Fading United need complete rebuilding job
THE dramatic loss of form that has seen Manchester United exit the Champions League -- and all but fall out of the title race -- highlights the need for a major injection of cash and quality at Old Trafford.
United's results over the past week and a half have not just come about because of the injury-enforced absence of Wayne Rooney.
I have warned all season that United would struggle for goals and inspiration without Rooney, but their problems run deeper than an over-reliance on one player and that was drummed home by their performance while failing to beat Blackburn yesterday.
Even with Rooney in their team, the alarm bells have been ringing long enough this season to suggest that United might well have hit the wall anyway.
For the past 20 years, whenever you have watched United chase a victory at this stage of the season, it has always been a case of when rather than if they would score the goal to win the game.
It never looked like happening at Blackburn, though. United's best player was Gary Neville and it says it all when your best player in a game when the opponents barely attack is your right-back.
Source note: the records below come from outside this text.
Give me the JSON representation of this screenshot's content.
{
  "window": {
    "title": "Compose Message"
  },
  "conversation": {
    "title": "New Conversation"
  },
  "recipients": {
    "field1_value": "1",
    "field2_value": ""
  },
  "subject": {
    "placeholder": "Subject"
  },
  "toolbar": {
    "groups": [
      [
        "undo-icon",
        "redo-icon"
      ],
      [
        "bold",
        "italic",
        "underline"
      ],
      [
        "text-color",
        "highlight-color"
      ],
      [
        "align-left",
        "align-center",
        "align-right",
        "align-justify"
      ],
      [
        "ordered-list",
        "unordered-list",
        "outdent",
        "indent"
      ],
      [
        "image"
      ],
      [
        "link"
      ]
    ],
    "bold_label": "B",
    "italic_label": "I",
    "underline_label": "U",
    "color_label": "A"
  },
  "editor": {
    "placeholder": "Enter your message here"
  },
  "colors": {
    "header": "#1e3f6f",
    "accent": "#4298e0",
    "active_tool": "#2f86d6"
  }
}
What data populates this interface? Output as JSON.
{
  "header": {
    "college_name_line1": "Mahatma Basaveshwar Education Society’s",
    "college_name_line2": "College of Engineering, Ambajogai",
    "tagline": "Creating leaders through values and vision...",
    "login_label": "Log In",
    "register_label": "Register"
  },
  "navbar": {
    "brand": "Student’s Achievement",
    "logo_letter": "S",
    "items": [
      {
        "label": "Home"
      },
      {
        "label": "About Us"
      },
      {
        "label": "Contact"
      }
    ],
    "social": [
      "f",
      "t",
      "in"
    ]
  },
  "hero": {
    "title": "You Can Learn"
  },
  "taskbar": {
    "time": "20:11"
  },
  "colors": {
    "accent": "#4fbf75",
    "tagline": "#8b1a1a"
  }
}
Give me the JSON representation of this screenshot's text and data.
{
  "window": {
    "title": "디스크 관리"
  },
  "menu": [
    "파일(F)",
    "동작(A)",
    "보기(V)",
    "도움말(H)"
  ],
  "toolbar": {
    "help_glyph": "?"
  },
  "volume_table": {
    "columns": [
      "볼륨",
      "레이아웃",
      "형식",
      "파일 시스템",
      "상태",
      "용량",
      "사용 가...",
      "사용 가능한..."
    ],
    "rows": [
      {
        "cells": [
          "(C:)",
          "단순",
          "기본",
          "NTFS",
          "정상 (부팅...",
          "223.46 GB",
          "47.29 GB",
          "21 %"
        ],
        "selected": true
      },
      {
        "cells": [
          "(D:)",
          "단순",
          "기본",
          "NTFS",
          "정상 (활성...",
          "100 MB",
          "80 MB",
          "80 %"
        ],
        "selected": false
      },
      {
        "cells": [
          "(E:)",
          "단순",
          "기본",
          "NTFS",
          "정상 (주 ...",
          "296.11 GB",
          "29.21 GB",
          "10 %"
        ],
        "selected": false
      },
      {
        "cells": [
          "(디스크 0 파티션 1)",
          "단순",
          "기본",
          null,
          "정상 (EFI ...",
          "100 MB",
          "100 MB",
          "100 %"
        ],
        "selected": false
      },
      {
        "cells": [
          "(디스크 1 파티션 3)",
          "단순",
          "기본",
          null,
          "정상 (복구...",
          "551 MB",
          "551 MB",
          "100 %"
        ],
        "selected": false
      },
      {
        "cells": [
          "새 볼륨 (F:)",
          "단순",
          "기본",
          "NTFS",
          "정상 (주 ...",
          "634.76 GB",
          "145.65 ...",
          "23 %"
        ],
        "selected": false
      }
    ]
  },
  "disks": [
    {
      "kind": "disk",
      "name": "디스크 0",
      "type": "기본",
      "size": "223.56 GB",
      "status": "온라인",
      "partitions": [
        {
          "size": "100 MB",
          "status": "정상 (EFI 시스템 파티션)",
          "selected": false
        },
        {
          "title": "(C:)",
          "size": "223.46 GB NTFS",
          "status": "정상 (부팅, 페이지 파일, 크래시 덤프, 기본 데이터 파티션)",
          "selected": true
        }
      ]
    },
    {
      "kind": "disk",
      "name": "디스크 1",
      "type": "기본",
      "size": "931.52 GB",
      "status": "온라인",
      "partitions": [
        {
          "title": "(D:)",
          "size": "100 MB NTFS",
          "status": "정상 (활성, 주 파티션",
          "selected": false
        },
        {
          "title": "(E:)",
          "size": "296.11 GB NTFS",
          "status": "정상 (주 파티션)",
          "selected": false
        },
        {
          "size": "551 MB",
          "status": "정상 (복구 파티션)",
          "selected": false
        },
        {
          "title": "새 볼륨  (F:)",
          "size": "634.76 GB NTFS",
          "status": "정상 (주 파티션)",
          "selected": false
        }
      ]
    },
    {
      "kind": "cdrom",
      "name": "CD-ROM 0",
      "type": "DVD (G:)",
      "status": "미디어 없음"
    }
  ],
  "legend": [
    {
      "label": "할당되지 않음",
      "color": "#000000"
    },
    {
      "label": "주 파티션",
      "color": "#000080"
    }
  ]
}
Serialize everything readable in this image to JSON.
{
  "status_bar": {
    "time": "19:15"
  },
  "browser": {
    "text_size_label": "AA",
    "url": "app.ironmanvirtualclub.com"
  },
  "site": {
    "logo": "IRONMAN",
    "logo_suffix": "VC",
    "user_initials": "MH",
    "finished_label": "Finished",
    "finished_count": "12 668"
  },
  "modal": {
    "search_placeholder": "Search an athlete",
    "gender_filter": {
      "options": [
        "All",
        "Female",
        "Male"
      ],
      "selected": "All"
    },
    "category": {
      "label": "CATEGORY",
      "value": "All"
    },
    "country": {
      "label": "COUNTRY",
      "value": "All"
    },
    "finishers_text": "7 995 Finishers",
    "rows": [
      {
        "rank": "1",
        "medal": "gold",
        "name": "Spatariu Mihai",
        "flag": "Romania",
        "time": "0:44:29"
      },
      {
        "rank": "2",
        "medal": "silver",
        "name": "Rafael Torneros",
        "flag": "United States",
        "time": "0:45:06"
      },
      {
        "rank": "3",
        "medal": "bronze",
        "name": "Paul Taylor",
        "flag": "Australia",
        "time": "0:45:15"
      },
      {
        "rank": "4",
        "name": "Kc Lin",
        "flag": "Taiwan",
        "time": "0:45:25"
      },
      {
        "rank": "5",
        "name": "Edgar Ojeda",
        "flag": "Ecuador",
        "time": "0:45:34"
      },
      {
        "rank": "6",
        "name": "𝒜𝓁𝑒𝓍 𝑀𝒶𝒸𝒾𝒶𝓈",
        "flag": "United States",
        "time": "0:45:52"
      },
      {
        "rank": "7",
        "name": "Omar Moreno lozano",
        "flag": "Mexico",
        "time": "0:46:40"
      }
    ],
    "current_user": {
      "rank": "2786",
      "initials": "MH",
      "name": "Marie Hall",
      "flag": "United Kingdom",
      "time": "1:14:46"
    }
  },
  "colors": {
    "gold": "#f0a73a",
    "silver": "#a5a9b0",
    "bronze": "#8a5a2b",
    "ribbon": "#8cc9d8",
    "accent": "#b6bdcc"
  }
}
All of a sudden, United are beginning to look short in the critical games, but when your midfielders are 36 and 35 years old, it is inevitable that it will catch up with you.
If Alex Ferguson had just one problem in his team, he could spend £30m on one player to resolve it. But when the problems run right through the team, it is a different story and rebuilding United from here is going to be tremendously difficult.
Defenders Rio Ferdinand and Nemanja Vidic have suffered from injuries this season, while Neville, Ryan Giggs and Paul Scholes are unable to produce the performances of their younger days on a regular basis.
Up front, where United once had four strikers, they now have two in Rooney and Dimitar Berbatov, but Berbatov is not scoring goals at the moment.
Ferguson does not have the options in reserve that he once had and there is no young Giggs or Scholes coming through to threaten the older players.
Breaking a team up and starting again is the hardest thing for any manager to do, but the next rebuild will be the hardest of the lot because we don't know if the money is there for Ferguson to do it.
There are now parallels at United with what happened at Liverpool at the start of the 1990s.
The team that won the title in 1990 needed to be broken up but, having been unbelievably lucky in the transfer market for 25 years, they suddenly became unlucky, and you could say that Liverpool have never recovered.
Twenty years on, Liverpool have still not won the Premier League and, while I am not saying that what will happen with United, this is undoubtedly a crucial time for them in terms of reshaping their squad.
I thought United faced a difficult future in 2006, but Ferguson turned them around and won three league titles on the bounce and a Champions League. However, they had a young Rooney and Cristiano Ronaldo back then. Now, they don't have that quality emerging.
Their chances of winning the league this season are now bleak, but the only saving grace for United is that Chelsea have always faltered when they have been in front. Yet you just can't see United taking advantage of any possible Chelsea slip by winning their remaining four games.
Chelsea have still to go to Spurs and Liverpool and they could drop points in both of those games, but I'm not sure that United can go to Manchester City and win on Saturday.
Had Jose Mourinho been in charge of Chelsea, they would have had the title wrapped up six weeks ago. But until the medal is around your neck, you haven't won anything and that is the one thing that United and Arsenal will be holding on to.